Segment Start: Supplied data
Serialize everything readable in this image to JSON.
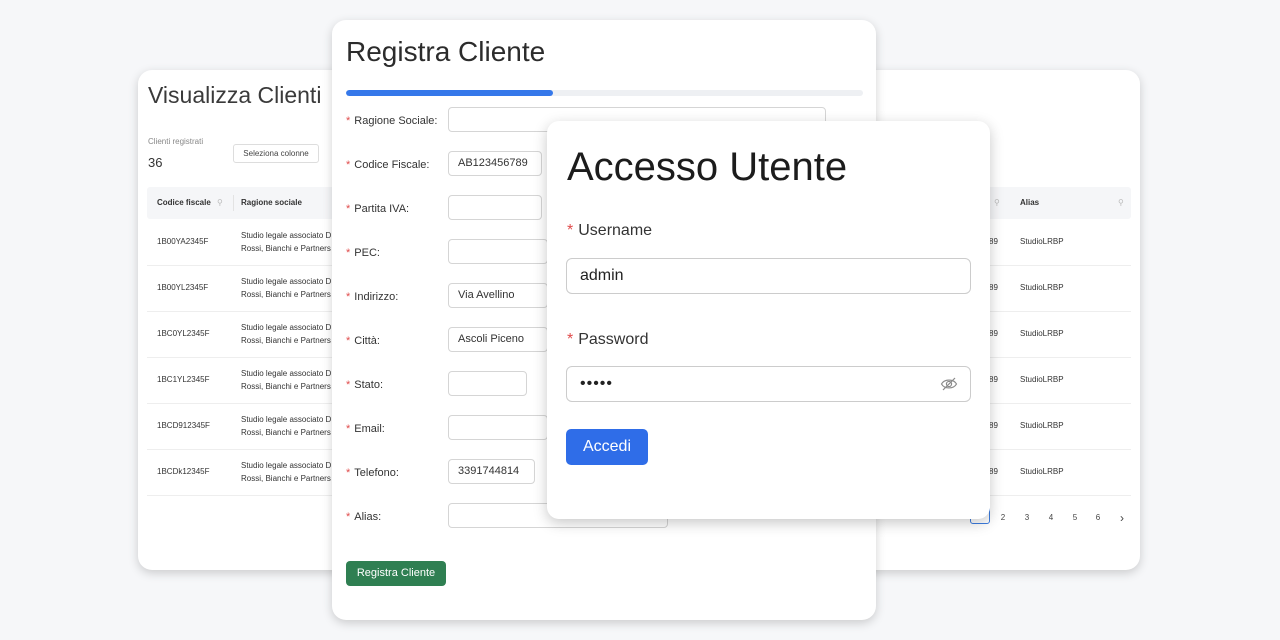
{
  "clients": {
    "title": "Visualizza Clienti",
    "registered_label": "Clienti registrati",
    "registered_count": "36",
    "select_columns_label": "Seleziona colonne",
    "columns": {
      "codice_fiscale": "Codice fiscale",
      "ragione_sociale": "Ragione sociale",
      "alias": "Alias"
    },
    "rows": [
      {
        "cf": "1B00YA2345F",
        "rs1": "Studio legale associato D",
        "rs2": "Rossi, Bianchi e Partners",
        "num": "89",
        "alias": "StudioLRBP"
      },
      {
        "cf": "1B00YL2345F",
        "rs1": "Studio legale associato D",
        "rs2": "Rossi, Bianchi e Partners",
        "num": "89",
        "alias": "StudioLRBP"
      },
      {
        "cf": "1BC0YL2345F",
        "rs1": "Studio legale associato D",
        "rs2": "Rossi, Bianchi e Partners",
        "num": "89",
        "alias": "StudioLRBP"
      },
      {
        "cf": "1BC1YL2345F",
        "rs1": "Studio legale associato D",
        "rs2": "Rossi, Bianchi e Partners",
        "num": "89",
        "alias": "StudioLRBP"
      },
      {
        "cf": "1BCD912345F",
        "rs1": "Studio legale associato D",
        "rs2": "Rossi, Bianchi e Partners",
        "num": "89",
        "alias": "StudioLRBP"
      },
      {
        "cf": "1BCDk12345F",
        "rs1": "Studio legale associato D",
        "rs2": "Rossi, Bianchi e Partners",
        "num": "89",
        "alias": "StudioLRBP"
      }
    ],
    "pagination": [
      "2",
      "3",
      "4",
      "5",
      "6"
    ],
    "next_glyph": "›"
  },
  "register": {
    "title": "Registra Cliente",
    "progress": 0.4,
    "fields": [
      {
        "label": "Ragione Sociale",
        "value": ""
      },
      {
        "label": "Codice Fiscale",
        "value": "AB123456789"
      },
      {
        "label": "Partita IVA",
        "value": ""
      },
      {
        "label": "PEC",
        "value": ""
      },
      {
        "label": "Indirizzo",
        "value": "Via Avellino"
      },
      {
        "label": "Città",
        "value": "Ascoli Piceno"
      },
      {
        "label": "Stato",
        "value": ""
      },
      {
        "label": "Email",
        "value": ""
      },
      {
        "label": "Telefono",
        "value": "3391744814"
      },
      {
        "label": "Alias",
        "value": ""
      }
    ],
    "submit_label": "Registra Cliente"
  },
  "login": {
    "title": "Accesso Utente",
    "username_label": "Username",
    "username_value": "admin",
    "password_label": "Password",
    "password_value": "•••••",
    "submit_label": "Accedi"
  },
  "colors": {
    "primary": "#2f6de8",
    "progress": "#3578ea",
    "success": "#2f7f52",
    "required": "#e04b4b"
  },
  "icons": {
    "column_search": "search-icon",
    "password_toggle": "eye-slash-icon",
    "next_page": "chevron-right-icon"
  }
}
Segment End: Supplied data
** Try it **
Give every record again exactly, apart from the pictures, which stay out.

** Exercise solution **
Serialize everything readable in this image to JSON.
{
  "clients": {
    "title": "Visualizza Clienti",
    "registered_label": "Clienti registrati",
    "registered_count": "36",
    "select_columns_label": "Seleziona colonne",
    "columns": {
      "codice_fiscale": "Codice fiscale",
      "ragione_sociale": "Ragione sociale",
      "alias": "Alias"
    },
    "rows": [
      {
        "cf": "1B00YA2345F",
        "rs1": "Studio legale associato D",
        "rs2": "Rossi, Bianchi e Partners",
        "num": "89",
        "alias": "StudioLRBP"
      },
      {
        "cf": "1B00YL2345F",
        "rs1": "Studio legale associato D",
        "rs2": "Rossi, Bianchi e Partners",
        "num": "89",
        "alias": "StudioLRBP"
      },
      {
        "cf": "1BC0YL2345F",
        "rs1": "Studio legale associato D",
        "rs2": "Rossi, Bianchi e Partners",
        "num": "89",
        "alias": "StudioLRBP"
      },
      {
        "cf": "1BC1YL2345F",
        "rs1": "Studio legale associato D",
        "rs2": "Rossi, Bianchi e Partners",
        "num": "89",
        "alias": "StudioLRBP"
      },
      {
        "cf": "1BCD912345F",
        "rs1": "Studio legale associato D",
        "rs2": "Rossi, Bianchi e Partners",
        "num": "89",
        "alias": "StudioLRBP"
      },
      {
        "cf": "1BCDk12345F",
        "rs1": "Studio legale associato D",
        "rs2": "Rossi, Bianchi e Partners",
        "num": "89",
        "alias": "StudioLRBP"
      }
    ],
    "pagination": [
      "2",
      "3",
      "4",
      "5",
      "6"
    ],
    "next_glyph": "›"
  },
  "register": {
    "title": "Registra Cliente",
    "progress": 0.4,
    "fields": [
      {
        "label": "Ragione Sociale",
        "value": ""
      },
      {
        "label": "Codice Fiscale",
        "value": "AB123456789"
      },
      {
        "label": "Partita IVA",
        "value": ""
      },
      {
        "label": "PEC",
        "value": ""
      },
      {
        "label": "Indirizzo",
        "value": "Via Avellino"
      },
      {
        "label": "Città",
        "value": "Ascoli Piceno"
      },
      {
        "label": "Stato",
        "value": ""
      },
      {
        "label": "Email",
        "value": ""
      },
      {
        "label": "Telefono",
        "value": "3391744814"
      },
      {
        "label": "Alias",
        "value": ""
      }
    ],
    "submit_label": "Registra Cliente"
  },
  "login": {
    "title": "Accesso Utente",
    "username_label": "Username",
    "username_value": "admin",
    "password_label": "Password",
    "password_value": "•••••",
    "submit_label": "Accedi"
  },
  "colors": {
    "primary": "#2f6de8",
    "progress": "#3578ea",
    "success": "#2f7f52",
    "required": "#e04b4b"
  },
  "icons": {
    "column_search": "search-icon",
    "password_toggle": "eye-slash-icon",
    "next_page": "chevron-right-icon"
  }
}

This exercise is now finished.